▶ [WHAT YOU WILL DO]: Lines of the listing that contain "icon" need to be copied.

····················

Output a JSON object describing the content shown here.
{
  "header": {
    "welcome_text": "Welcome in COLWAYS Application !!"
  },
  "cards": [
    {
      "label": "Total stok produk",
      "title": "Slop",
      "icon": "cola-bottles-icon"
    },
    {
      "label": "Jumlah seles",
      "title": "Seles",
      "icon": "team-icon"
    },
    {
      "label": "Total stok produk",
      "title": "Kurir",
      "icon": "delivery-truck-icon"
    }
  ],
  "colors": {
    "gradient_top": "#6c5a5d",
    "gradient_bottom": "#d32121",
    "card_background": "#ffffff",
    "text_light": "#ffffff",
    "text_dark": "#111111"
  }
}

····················

▶ [RESPONSE TO THIS EXERCISE]:
      "icon": "cola-bottles-icon"
      "icon": "team-icon"
      "icon": "delivery-truck-icon"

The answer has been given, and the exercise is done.